Climate coalition breaks cover in Paris to push for binding and ambitious deal
A coalition representing more than 100 countries, formed in secrecy six months ago, has emerged at key UN talks in Paris to push for a legally binding deal. The “high ambition coalition” speaks for the majority of the 195 countries at the conference and consists of 79 African, Caribbean and Pacific countries, the US and all of EU member states. But notable exceptions include major developing countries such as China and India – and Australia. The group wants an agreement at Paris to be legally binding; to set a clear long–term goal on global warming that is in line with scientific advice; to introduce a mechanism for reviewing countries’ emissions commitments every five years; and create a unified system for tracking countries’ progress on meeting their carbon goals.
Abbott’s legacy sees Australia marginalised at climate talks
The Coalition for High Ambition – that numbers around 100 countries, includes the US, as well as European, African and Pacific nations. But not Australia. The coalition – regarded by many as one of the most significant alliances to emerge in 21 years of talks – has been in the making for more than six months.
The World-Changing Choice Between Sanders and Clinton On The Climate

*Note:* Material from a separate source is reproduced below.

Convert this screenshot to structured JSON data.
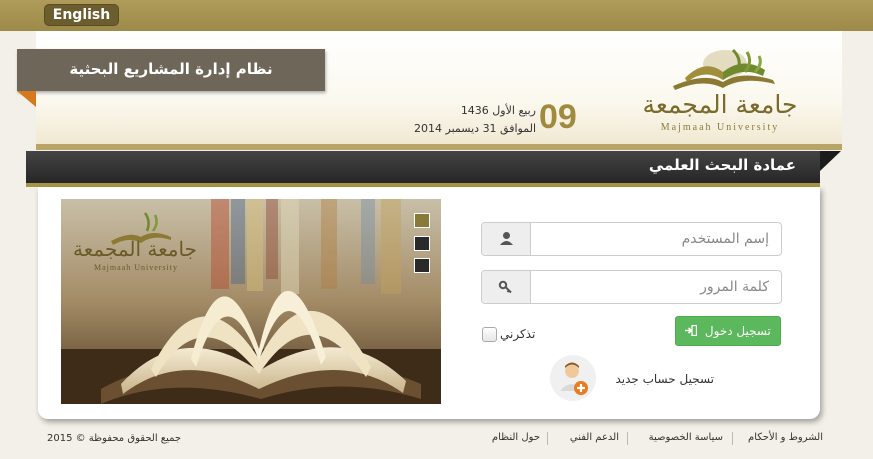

We’re close to an international climate agreement that most agree will be both a major step forward and insufficient to avert a catastrophe.
Boko Haram Is Wounded and Dangerous
The increase in pressure on Boko Haram helps to explain why it has shifted tactics. Unable to square off against the Nigerian military directly, the group has resorted to deploying child suicide bombers and IEDs against softer targets,http://foreignpolicy.com/2015/12/08/boko-haram-wounded-and-dangerous-terrorism-nigeria/
Innovation package just gets us back to square one
The headline $1 billion figure of Malcolm Turnbull’s Innovation and Science Agenda is to be warmly welcomed. But we need to get real about how far we’ve fallen behind the rest of the world in this area, and how fast other countries are accelerating their investments. $1 billion is what Samsung spends on R&D every three weeks.
Stonehenge may have been first erected in Wales
Evidence that bluestones were quarried in Wales 500 years before they were put up in Wiltshire prompts theory that Stonehenge is ‘second-hand monument’
Antibiotic use in food fuels humans’ resistance to vital drugs
in many countries, most of the consumption of antibiotics is in animals rather than humans. This creates a big resistance risk for everyone, which was highlighted by the recent Chinese finding of resistance to colistin, an important last-resort antibiotic that has been used extensively in animals.
Spanish galleon may contain biggest treasure haul ever found on seabed
Gold and jewels on board Spanish ship the San José that sank 300 years ago off Colombia. The wreck of a Spanish galleon laden with treasure has been found 300 years after it was sunk by the British,